For those who don’t follow Exide closely, the Nano-terra relationship was announced last spring and described as an R&D collaboration where “Nano-Terra will use its expertise in surface chemistry and surface engineering to create a number of innovative functionalities for stored energy solutions manufactured by Exide.” Similarly, the relationship with the Savannah River National Laboratory and the University of Idaho was announced last summer and described as an R&D collaboration where “these two research institutions can collaborate on their unique strengths, with Exide providing the resources to commercialize the technologies to improve lead-acid battery performance.” In comparison, the Axion agreement announced last spring was described as a multi-year, global relationship for the purchase of Axion PbC batteries and other Axion Technologies that contemplated three consecutive phased purchase- and test-periods with Axion supplying an escalating number of batteries to Exide on a monthly basis. The first two phases were to span 18 months and, if successful, serve as trigger events for the final two commercialization phases.
When I combine the discussions in the Exide and Axion conference calls, I have to believe the PbC battery will make the transition from OEM testing to commercial sales sometime this year.
I believe the lead acid battery sector is starting a major bull run. Enersys should continue appreciating, Exide is looking like a multi-bagger, C&D is poised for a turn-around and it looks like Axion is making the transition from development to commercialization.
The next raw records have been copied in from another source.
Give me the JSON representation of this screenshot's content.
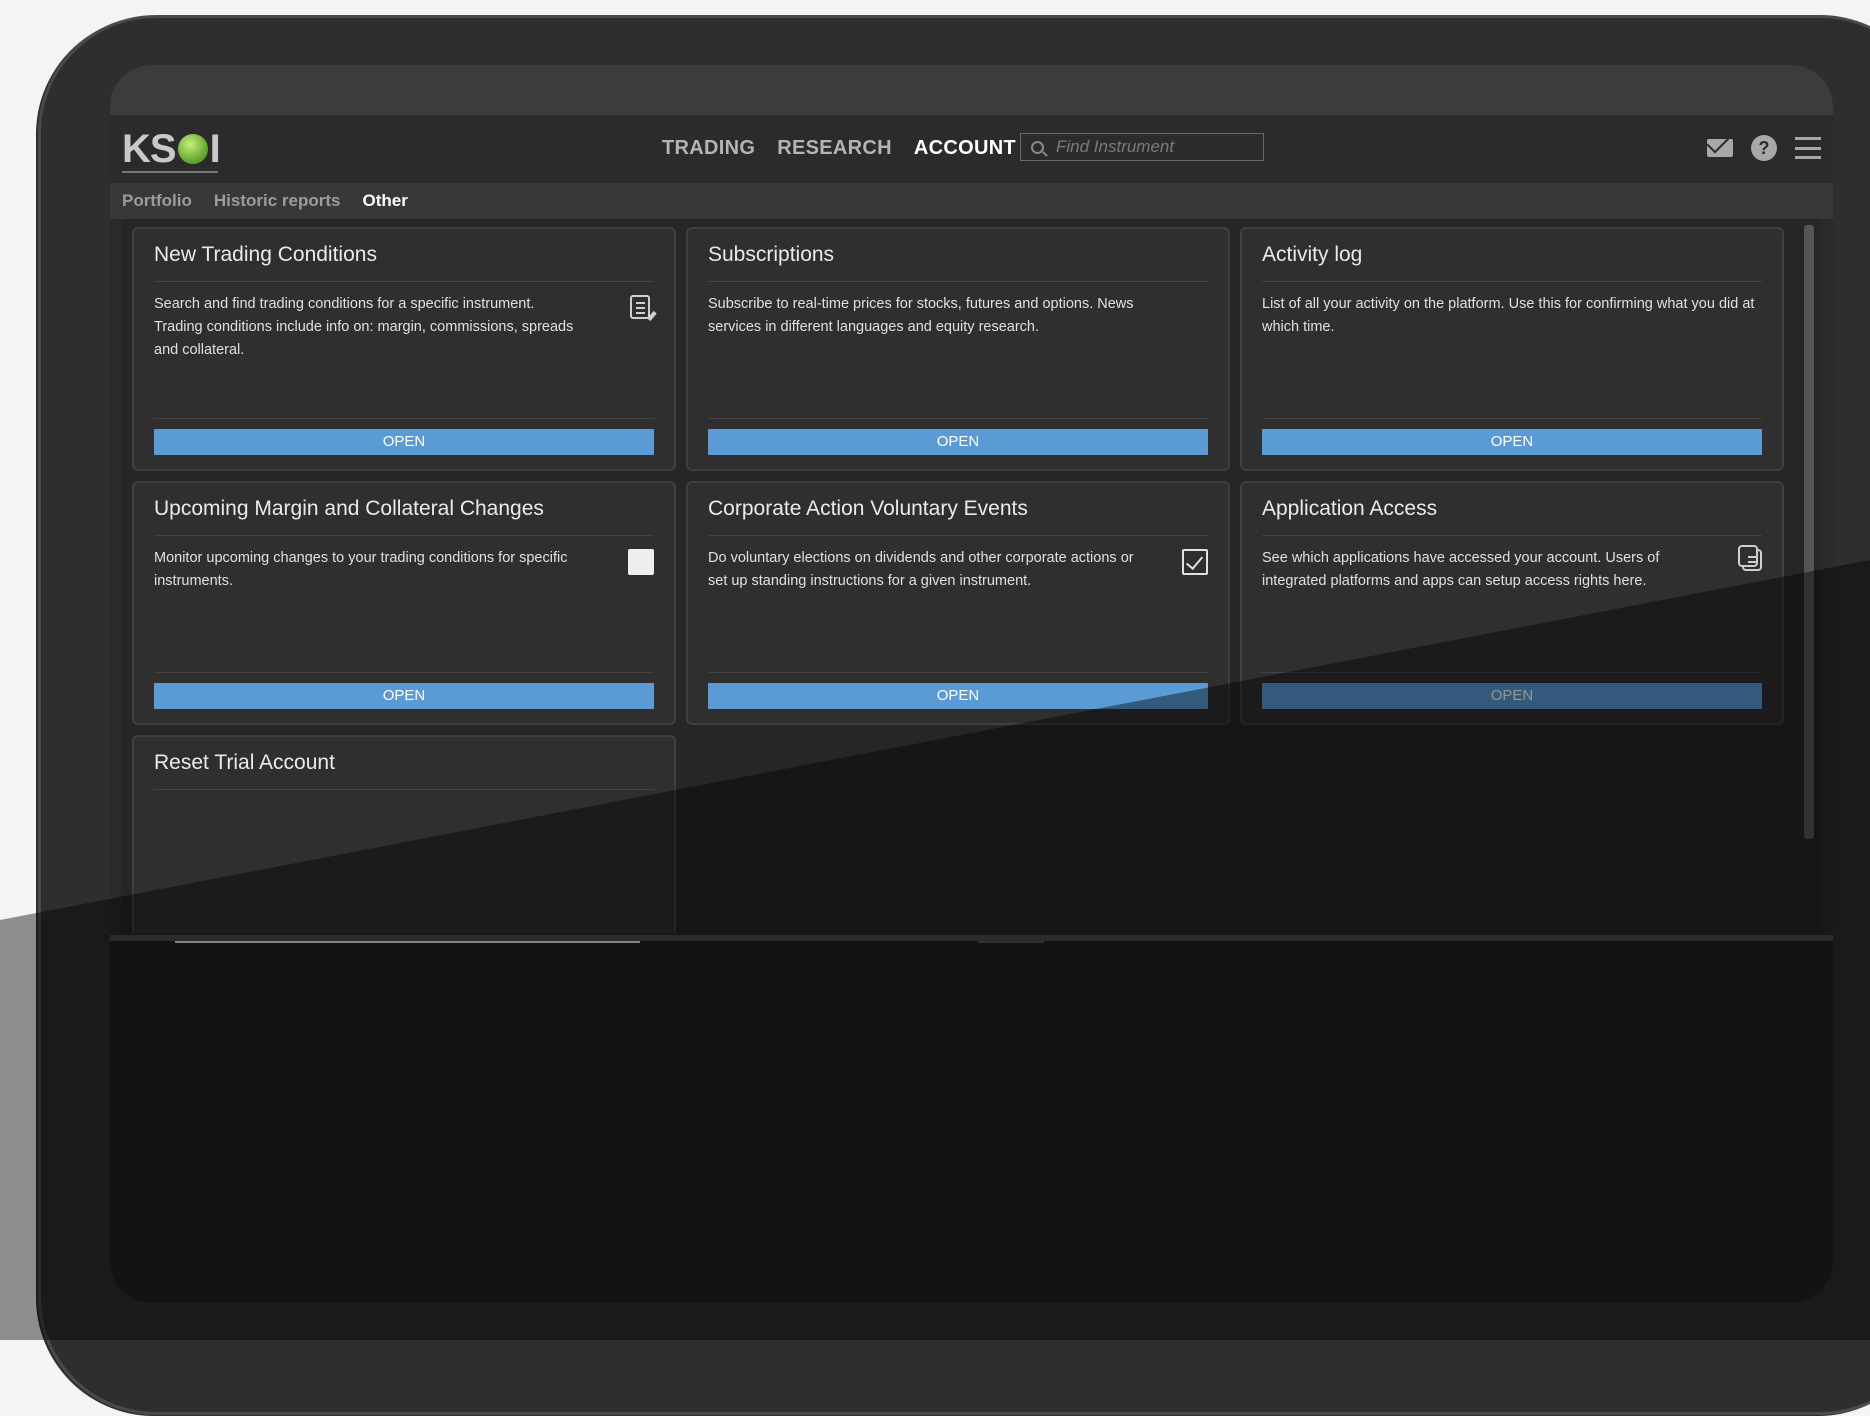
{
  "logo": {
    "text": "KS",
    "text_after": "I"
  },
  "nav": {
    "items": [
      {
        "label": "TRADING",
        "active": false
      },
      {
        "label": "RESEARCH",
        "active": false
      },
      {
        "label": "ACCOUNT",
        "active": true
      }
    ]
  },
  "search": {
    "placeholder": "Find Instrument",
    "value": ""
  },
  "subnav": {
    "items": [
      {
        "label": "Portfolio",
        "active": false
      },
      {
        "label": "Historic reports",
        "active": false
      },
      {
        "label": "Other",
        "active": true
      }
    ]
  },
  "cards": [
    {
      "title": "New Trading Conditions",
      "description": "Search and find trading conditions for a specific instrument. Trading conditions include info on: margin, commissions, spreads and collateral.",
      "icon": "edit-note-icon",
      "button": "OPEN"
    },
    {
      "title": "Subscriptions",
      "description": "Subscribe to real-time prices for stocks, futures and options. News services in different languages and equity research.",
      "icon": "",
      "button": "OPEN"
    },
    {
      "title": "Activity log",
      "description": "List of all your activity on the platform. Use this for confirming what you did at which time.",
      "icon": "",
      "button": "OPEN"
    },
    {
      "title": "Upcoming Margin and Collateral Changes",
      "description": "Monitor upcoming changes to your trading conditions for specific instruments.",
      "icon": "square-icon",
      "button": "OPEN"
    },
    {
      "title": "Corporate Action Voluntary Events",
      "description": "Do voluntary elections on dividends and other corporate actions or set up standing instructions for a given instrument.",
      "icon": "checkbox-icon",
      "button": "OPEN"
    },
    {
      "title": "Application Access",
      "description": "See which applications have accessed your account. Users of integrated platforms and apps can setup access rights here.",
      "icon": "copy-icon",
      "button": "OPEN"
    },
    {
      "title": "Reset Trial Account",
      "description": "",
      "icon": "",
      "button": ""
    }
  ],
  "colors": {
    "button": "#5b9bd5",
    "background": "#262626",
    "card": "#2f2f2f"
  }
}
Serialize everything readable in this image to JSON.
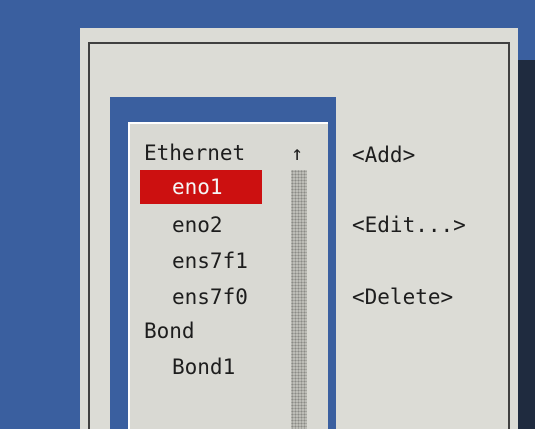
{
  "connections": {
    "groups": [
      {
        "label": "Ethernet",
        "items": [
          "eno1",
          "eno2",
          "ens7f1",
          "ens7f0"
        ]
      },
      {
        "label": "Bond",
        "items": [
          "Bond1"
        ]
      }
    ],
    "selected": "eno1"
  },
  "scrollbar": {
    "up_arrow": "↑"
  },
  "actions": {
    "add": "<Add>",
    "edit": "<Edit...>",
    "delete": "<Delete>"
  },
  "colors": {
    "background": "#3a5f9f",
    "dialog": "#dcdcd6",
    "selection": "#cc1010"
  }
}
It’s a target rich environment for investors who take the time to do their homework and select the companies that best fit their portfolio requirements and risk tolerance.
Disclosure: Author is a former director of Axion Power International and holds a substantial long position i
n its common stock.